Chicago rally brings attention to youth murders

April 1, 2012 3:34:01 PM PDT
Church and community members Sunday protested against the murders of Chicago youth and the shooting death of Florida teen Trayvon Martin.

Organizers of the march said while they are upset about the death of Martin, they note that too many teens are being killed right here on the streets of Chicago.

The group behind Sunday's rally at a far West Side church expressed solidarity with the Martin family, but also raised concerns about the civil rights fight in this country.

Willie Williams Jr.'s 17-year-old-son, Willie III, was murdered six years ago Sunday.

"We need to talk about this pretty much every day," Williams said. "We can't stop talking about it because it's happening pretty much every day.

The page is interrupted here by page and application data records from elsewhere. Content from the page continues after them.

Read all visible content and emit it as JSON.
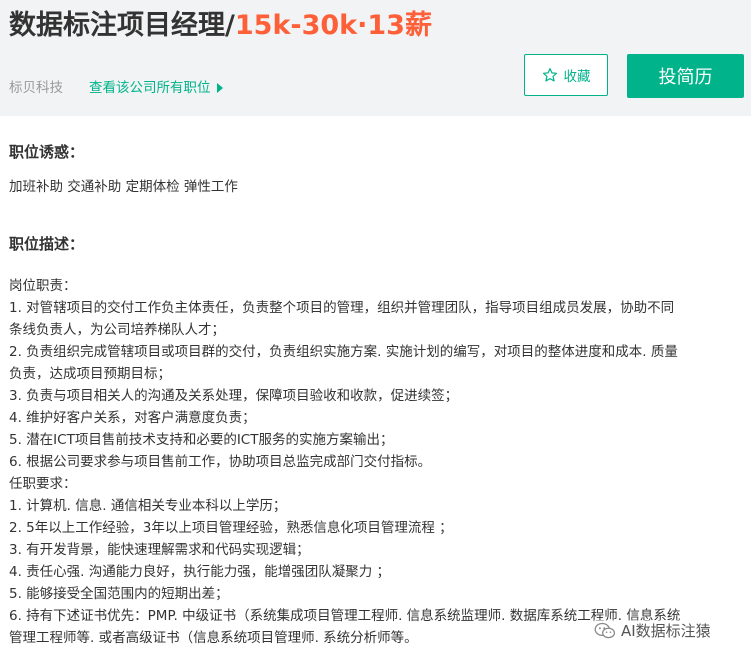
{
  "header": {
    "title": "数据标注项目经理/",
    "salary": "15k-30k·13薪",
    "company": "标贝科技",
    "company_link": "查看该公司所有职位",
    "favorite_label": "收藏",
    "apply_label": "投简历"
  },
  "perks": {
    "heading": "职位诱惑：",
    "text": "加班补助 交通补助 定期体检 弹性工作"
  },
  "description": {
    "heading": "职位描述：",
    "lines": [
      "岗位职责：",
      "1. 对管辖项目的交付工作负主体责任，负责整个项目的管理，组织并管理团队，指导项目组成员发展，协助不同",
      "条线负责人，为公司培养梯队人才；",
      "2. 负责组织完成管辖项目或项目群的交付，负责组织实施方案. 实施计划的编写，对项目的整体进度和成本. 质量",
      "负责，达成项目预期目标；",
      "3. 负责与项目相关人的沟通及关系处理，保障项目验收和收款，促进续签；",
      "4. 维护好客户关系，对客户满意度负责；",
      "5. 潜在ICT项目售前技术支持和必要的ICT服务的实施方案输出；",
      "6. 根据公司要求参与项目售前工作，协助项目总监完成部门交付指标。",
      "任职要求：",
      "1. 计算机. 信息. 通信相关专业本科以上学历；",
      "2. 5年以上工作经验，3年以上项目管理经验，熟悉信息化项目管理流程 ；",
      "3. 有开发背景，能快速理解需求和代码实现逻辑；",
      "4. 责任心强. 沟通能力良好，执行能力强，能增强团队凝聚力 ；",
      "5. 能够接受全国范围内的短期出差；",
      "6. 持有下述证书优先：PMP. 中级证书（系统集成项目管理工程师. 信息系统监理师. 数据库系统工程师. 信息系统",
      "管理工程师等. 或者高级证书（信息系统项目管理师. 系统分析师等。"
    ]
  },
  "watermark": {
    "text": "AI数据标注猿"
  },
  "colors": {
    "accent": "#00b38a",
    "salary": "#fd5f39",
    "header_bg": "#f2f3f4"
  },
  "icons": {
    "favorite": "star-outline-icon",
    "link_arrow": "triangle-right-icon",
    "watermark": "wechat-icon"
  }
}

A lot of things do not get reported on the television."

Members of the Greater St. John Bible Church, the community and others took to the streets with the message that racism and violence will not be tolerated.

They were led by the Rev. Ira Acree, who donned a grey hoodie in honor of Trayvon Martin after his church's Sunday service.

"But we would be hypocrites to stand hear and cry out for justice for Trayvon Martin when we've got young boys and young girls being gunned down right under our nose," Acree said.

The gunman who shot Martin, 28-year-old George Zimmerman, has not been charged and claimed he acted in self-defense.

Meanwhile, the incident continues to spark protests and marches, like one organized by the faith community for Monday night.

State Rep. Greg Harris will participate and said intolerance of any kind is not acceptable.

"(The march is to) just remind their families, you're not alone and to remind everyone else, we've got to stop the violence," Harris said.

On Chicago's West Side Sunday, a remembrance of Dr. Martin Luther King Jr., will serve as the backdrop for a rally for justice and a discussion of the state of civil rights in America.

"It's a necessity for us to be able to see how the Trayvon Martin case and the movement of Dr. King really shows us we have a long way to go," said the Rev. Paul Jakes, of New Tabernacle of Faith Baptist Church.

Some of those taking part in events Sunday afternoon and this evening said they also hope to bring the issue of racial profiling to the forefront as well.

Last week, the U.S. Justice Department launched its own investigation into the shooting of Trayvon Martin and a grand jury was also convened to review evidence in the case.